With the end of summer, we have new leadership, who we will be profiling in the next couple of newsletters. This month’s Feature Member is our new President, Natalie Kempkey.
Please note your affiliation and years of experience in the energy and/or environmental field.
As an Economist with the U.S. Energy Information Administration (EIA) for almost 6 years, my area of expertise lies primarily in the international upstream oil and gas sectors. I conduct trend analysis, anticipate the impact these changes have on EIA data, and prepare short and mid-term supply forecasts with a focus on Western Hemisphere.
Prior to the EIA, I worked as a Policy Analyst at the U.S. Department of Energy evaluating policies and programs focusing on energy efficiency and end-use analysis in buildings, manufacturing and industrial facilities, appliance standards, and transportation. I have over 15 years of experience focusing on electricity, grid infrastructure and modernization and energy efficiency. My experience also includes international trade expertise, having worked for the U.S. Commercial Service and the U.S. Department of Commerce. I specialized in export counseling and conducted investigations to enforce U.S. antidumping duty (AD) and countervailing duty (CVD) trade laws.

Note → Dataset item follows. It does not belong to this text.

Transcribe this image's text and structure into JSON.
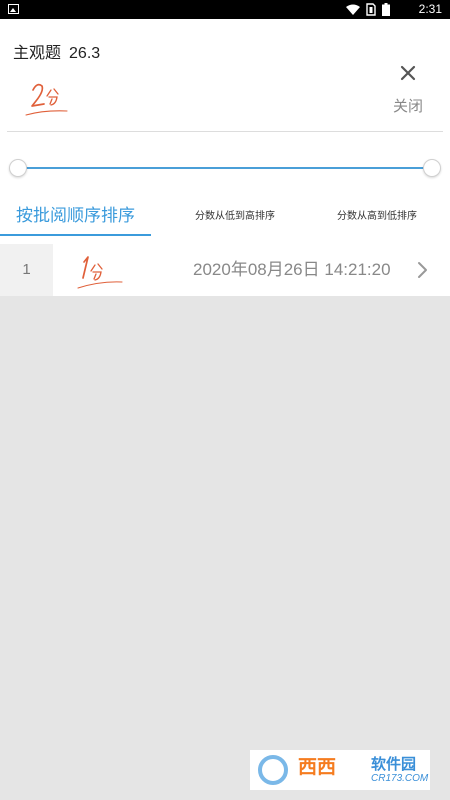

I have authored multiple publications in trade journals, ranging from international energy oil and gas analysis, energy productivity, the economics of international water disputes, to statistical analysis of annual trade flows. I hold a Masters of Arts in International Economics, Energy and Environmental Policy from the Johns Hopkins School for Advanced International Studies (SAIS). I completed my Bachelor of Arts in Economics at the University of California, Davis.
Any particular achievement/interest in energy/environment you would like to mention?
During my time in the Policy Office under Secretary Moniz, I helped develop the Quadrennial Energy Review (QERs). The QERs were a non-partisan report that provided policymakers, industry, investors, and other stakeholders with unbiased data and analysis on energy challenges, needs, requirements, and barriers that will inform a range of policy options, including legislation. It was very rewarding to engage with stakeholders across the country and to be involved in a unique sector by sector analysis to envision the future of energy in America.
In 2009 I worked on the Smart Grid Investment Grant (SGIG) program undertaken through the American Recovery and Reinvestment Act of 2009 (ARRA) aimed to accelerate the modernization of the nation’s electric transmission and distribution systems. I worked with 7 utility grant recipients to execute their projects, worth over $372 million. Through these projects, the SGIG program promoted investments in smart grid technologies, tools, and techniques that increase flexibility, functionality, interoperability, cybersecurity, situational awareness, and operational efficiency.
In your opinion, what are important issues facing the energy industry nowadays?
I believe an important issue that we are seeing a trend in states being “first movers” in implementing energy policies or technology, independent of government or national involvement. If we are not careful, it could lead to a patchwork of uncoordinated policies. Understanding how state policies vary, their market impacts, and what the federal role is in working with states to create national energy policy is an important but uncertain piece of the puzzle for the future of the energy sector.
How long have you been a member of NCAC? Any particular NCAC memory you would like to share with us?
I have been a member since 2009, and have enjoyed serving in various roles in NCAC leadership. My favorite memory was the roast NCAC held for Adam Sieminski when he left EIA. It was a blast hearing the all the NCAC member poems, jokes and songs Bob McNally and his band played all night dedicated to his service. Energy nerds can be fun also!